◆ WHAT TO DO: All of the data should be restated exactly as it stands.

◆ EXTRACTED INFORMATION:
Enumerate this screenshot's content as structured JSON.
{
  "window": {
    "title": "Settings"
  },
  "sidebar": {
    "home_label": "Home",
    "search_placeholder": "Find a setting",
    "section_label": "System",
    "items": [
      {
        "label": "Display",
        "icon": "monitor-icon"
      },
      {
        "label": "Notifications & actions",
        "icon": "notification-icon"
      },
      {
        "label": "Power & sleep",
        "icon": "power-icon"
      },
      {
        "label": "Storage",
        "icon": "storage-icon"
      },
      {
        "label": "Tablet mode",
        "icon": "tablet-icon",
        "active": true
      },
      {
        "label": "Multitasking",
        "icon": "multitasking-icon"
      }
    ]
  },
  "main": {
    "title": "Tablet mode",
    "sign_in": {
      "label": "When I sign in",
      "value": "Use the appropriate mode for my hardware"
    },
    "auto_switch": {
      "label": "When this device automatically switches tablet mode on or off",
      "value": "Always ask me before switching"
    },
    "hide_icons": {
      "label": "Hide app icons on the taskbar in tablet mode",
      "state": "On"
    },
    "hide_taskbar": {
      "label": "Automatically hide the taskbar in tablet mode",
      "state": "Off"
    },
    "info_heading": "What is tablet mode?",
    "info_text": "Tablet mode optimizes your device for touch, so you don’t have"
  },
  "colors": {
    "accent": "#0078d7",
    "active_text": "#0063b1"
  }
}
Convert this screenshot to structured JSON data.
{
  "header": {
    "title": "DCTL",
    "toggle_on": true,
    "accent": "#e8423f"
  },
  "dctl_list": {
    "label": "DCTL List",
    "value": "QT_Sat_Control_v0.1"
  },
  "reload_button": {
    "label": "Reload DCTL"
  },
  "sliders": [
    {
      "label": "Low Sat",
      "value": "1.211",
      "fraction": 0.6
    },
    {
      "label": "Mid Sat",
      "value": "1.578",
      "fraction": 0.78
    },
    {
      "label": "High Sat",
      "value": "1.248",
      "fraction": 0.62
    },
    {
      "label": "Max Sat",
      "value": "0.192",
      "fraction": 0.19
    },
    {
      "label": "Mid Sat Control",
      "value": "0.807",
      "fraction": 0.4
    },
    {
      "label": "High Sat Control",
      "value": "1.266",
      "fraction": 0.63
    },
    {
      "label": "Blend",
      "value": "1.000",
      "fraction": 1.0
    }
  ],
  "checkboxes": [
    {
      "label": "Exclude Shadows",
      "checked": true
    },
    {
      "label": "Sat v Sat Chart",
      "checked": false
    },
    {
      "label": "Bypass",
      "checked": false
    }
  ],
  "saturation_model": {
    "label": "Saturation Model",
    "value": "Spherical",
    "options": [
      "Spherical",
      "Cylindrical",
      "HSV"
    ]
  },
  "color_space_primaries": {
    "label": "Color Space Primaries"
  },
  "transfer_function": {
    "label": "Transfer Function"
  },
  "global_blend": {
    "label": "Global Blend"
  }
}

◆ ANSWER:
Enumerate this screenshot's content as structured JSON.
{
  "window": {
    "title": "Settings"
  },
  "sidebar": {
    "home_label": "Home",
    "search_placeholder": "Find a setting",
    "section_label": "System",
    "items": [
      {
        "label": "Display",
        "icon": "monitor-icon"
      },
      {
        "label": "Notifications & actions",
        "icon": "notification-icon"
      },
      {
        "label": "Power & sleep",
        "icon": "power-icon"
      },
      {
        "label": "Storage",
        "icon": "storage-icon"
      },
      {
        "label": "Tablet mode",
        "icon": "tablet-icon",
        "active": true
      },
      {
        "label": "Multitasking",
        "icon": "multitasking-icon"
      }
    ]
  },
  "main": {
    "title": "Tablet mode",
    "sign_in": {
      "label": "When I sign in",
      "value": "Use the appropriate mode for my hardware"
    },
    "auto_switch": {
      "label": "When this device automatically switches tablet mode on or off",
      "value": "Always ask me before switching"
    },
    "hide_icons": {
      "label": "Hide app icons on the taskbar in tablet mode",
      "state": "On"
    },
    "hide_taskbar": {
      "label": "Automatically hide the taskbar in tablet mode",
      "state": "Off"
    },
    "info_heading": "What is tablet mode?",
    "info_text": "Tablet mode optimizes your device for touch, so you don’t have"
  },
  "colors": {
    "accent": "#0078d7",
    "active_text": "#0063b1"
  }
}
Convert this screenshot to structured JSON data.
{
  "header": {
    "title": "DCTL",
    "toggle_on": true,
    "accent": "#e8423f"
  },
  "dctl_list": {
    "label": "DCTL List",
    "value": "QT_Sat_Control_v0.1"
  },
  "reload_button": {
    "label": "Reload DCTL"
  },
  "sliders": [
    {
      "label": "Low Sat",
      "value": "1.211",
      "fraction": 0.6
    },
    {
      "label": "Mid Sat",
      "value": "1.578",
      "fraction": 0.78
    },
    {
      "label": "High Sat",
      "value": "1.248",
      "fraction": 0.62
    },
    {
      "label": "Max Sat",
      "value": "0.192",
      "fraction": 0.19
    },
    {
      "label": "Mid Sat Control",
      "value": "0.807",
      "fraction": 0.4
    },
    {
      "label": "High Sat Control",
      "value": "1.266",
      "fraction": 0.63
    },
    {
      "label": "Blend",
      "value": "1.000",
      "fraction": 1.0
    }
  ],
  "checkboxes": [
    {
      "label": "Exclude Shadows",
      "checked": true
    },
    {
      "label": "Sat v Sat Chart",
      "checked": false
    },
    {
      "label": "Bypass",
      "checked": false
    }
  ],
  "saturation_model": {
    "label": "Saturation Model",
    "value": "Spherical",
    "options": [
      "Spherical",
      "Cylindrical",
      "HSV"
    ]
  },
  "color_space_primaries": {
    "label": "Color Space Primaries"
  },
  "transfer_function": {
    "label": "Transfer Function"
  },
  "global_blend": {
    "label": "Global Blend"
  }
}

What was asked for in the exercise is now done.